● **WORK INSTRUCTIONS**: Write down each of the records again, exactly and in full.

--- START ---

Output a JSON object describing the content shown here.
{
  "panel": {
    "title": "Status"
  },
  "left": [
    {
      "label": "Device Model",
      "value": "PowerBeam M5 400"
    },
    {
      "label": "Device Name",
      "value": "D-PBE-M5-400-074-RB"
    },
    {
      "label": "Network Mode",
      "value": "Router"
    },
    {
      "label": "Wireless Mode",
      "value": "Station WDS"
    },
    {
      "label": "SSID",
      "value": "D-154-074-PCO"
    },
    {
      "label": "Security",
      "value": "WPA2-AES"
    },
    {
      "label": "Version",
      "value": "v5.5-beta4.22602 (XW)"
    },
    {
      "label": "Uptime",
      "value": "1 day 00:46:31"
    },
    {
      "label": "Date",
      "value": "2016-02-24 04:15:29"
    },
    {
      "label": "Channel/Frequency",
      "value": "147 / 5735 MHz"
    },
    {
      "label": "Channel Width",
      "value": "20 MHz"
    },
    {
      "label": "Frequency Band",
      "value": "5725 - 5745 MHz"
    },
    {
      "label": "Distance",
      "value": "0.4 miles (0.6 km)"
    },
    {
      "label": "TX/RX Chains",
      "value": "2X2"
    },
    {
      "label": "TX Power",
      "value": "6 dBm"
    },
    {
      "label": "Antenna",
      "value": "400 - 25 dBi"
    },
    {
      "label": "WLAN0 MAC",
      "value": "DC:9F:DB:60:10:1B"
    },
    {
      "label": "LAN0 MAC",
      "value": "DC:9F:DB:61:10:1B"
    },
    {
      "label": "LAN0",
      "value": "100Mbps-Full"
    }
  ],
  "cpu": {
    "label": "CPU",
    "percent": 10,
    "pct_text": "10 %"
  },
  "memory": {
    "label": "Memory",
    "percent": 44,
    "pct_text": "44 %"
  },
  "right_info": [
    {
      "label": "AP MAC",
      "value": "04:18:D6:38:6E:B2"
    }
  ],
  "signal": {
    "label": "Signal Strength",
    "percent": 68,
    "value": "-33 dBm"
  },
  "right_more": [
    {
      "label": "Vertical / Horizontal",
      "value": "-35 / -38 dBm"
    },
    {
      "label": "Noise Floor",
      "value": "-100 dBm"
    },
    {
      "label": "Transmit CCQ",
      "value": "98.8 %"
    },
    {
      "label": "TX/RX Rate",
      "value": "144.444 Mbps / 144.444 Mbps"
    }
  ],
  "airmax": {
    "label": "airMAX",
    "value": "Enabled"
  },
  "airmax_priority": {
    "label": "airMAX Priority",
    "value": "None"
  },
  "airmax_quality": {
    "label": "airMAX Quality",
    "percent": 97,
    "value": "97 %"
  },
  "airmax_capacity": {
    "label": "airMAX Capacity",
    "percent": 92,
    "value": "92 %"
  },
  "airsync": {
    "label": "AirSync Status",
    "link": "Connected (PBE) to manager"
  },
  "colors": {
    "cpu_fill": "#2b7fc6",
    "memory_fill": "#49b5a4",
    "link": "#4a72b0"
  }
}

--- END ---

● **RESULT OF THE EXERCISE**:
Output a JSON object describing the content shown here.
{
  "panel": {
    "title": "Status"
  },
  "left": [
    {
      "label": "Device Model",
      "value": "PowerBeam M5 400"
    },
    {
      "label": "Device Name",
      "value": "D-PBE-M5-400-074-RB"
    },
    {
      "label": "Network Mode",
      "value": "Router"
    },
    {
      "label": "Wireless Mode",
      "value": "Station WDS"
    },
    {
      "label": "SSID",
      "value": "D-154-074-PCO"
    },
    {
      "label": "Security",
      "value": "WPA2-AES"
    },
    {
      "label": "Version",
      "value": "v5.5-beta4.22602 (XW)"
    },
    {
      "label": "Uptime",
      "value": "1 day 00:46:31"
    },
    {
      "label": "Date",
      "value": "2016-02-24 04:15:29"
    },
    {
      "label": "Channel/Frequency",
      "value": "147 / 5735 MHz"
    },
    {
      "label": "Channel Width",
      "value": "20 MHz"
    },
    {
      "label": "Frequency Band",
      "value": "5725 - 5745 MHz"
    },
    {
      "label": "Distance",
      "value": "0.4 miles (0.6 km)"
    },
    {
      "label": "TX/RX Chains",
      "value": "2X2"
    },
    {
      "label": "TX Power",
      "value": "6 dBm"
    },
    {
      "label": "Antenna",
      "value": "400 - 25 dBi"
    },
    {
      "label": "WLAN0 MAC",
      "value": "DC:9F:DB:60:10:1B"
    },
    {
      "label": "LAN0 MAC",
      "value": "DC:9F:DB:61:10:1B"
    },
    {
      "label": "LAN0",
      "value": "100Mbps-Full"
    }
  ],
  "cpu": {
    "label": "CPU",
    "percent": 10,
    "pct_text": "10 %"
  },
  "memory": {
    "label": "Memory",
    "percent": 44,
    "pct_text": "44 %"
  },
  "right_info": [
    {
      "label": "AP MAC",
      "value": "04:18:D6:38:6E:B2"
    }
  ],
  "signal": {
    "label": "Signal Strength",
    "percent": 68,
    "value": "-33 dBm"
  },
  "right_more": [
    {
      "label": "Vertical / Horizontal",
      "value": "-35 / -38 dBm"
    },
    {
      "label": "Noise Floor",
      "value": "-100 dBm"
    },
    {
      "label": "Transmit CCQ",
      "value": "98.8 %"
    },
    {
      "label": "TX/RX Rate",
      "value": "144.444 Mbps / 144.444 Mbps"
    }
  ],
  "airmax": {
    "label": "airMAX",
    "value": "Enabled"
  },
  "airmax_priority": {
    "label": "airMAX Priority",
    "value": "None"
  },
  "airmax_quality": {
    "label": "airMAX Quality",
    "percent": 97,
    "value": "97 %"
  },
  "airmax_capacity": {
    "label": "airMAX Capacity",
    "percent": 92,
    "value": "92 %"
  },
  "airsync": {
    "label": "AirSync Status",
    "link": "Connected (PBE) to manager"
  },
  "colors": {
    "cpu_fill": "#2b7fc6",
    "memory_fill": "#49b5a4",
    "link": "#4a72b0"
  }
}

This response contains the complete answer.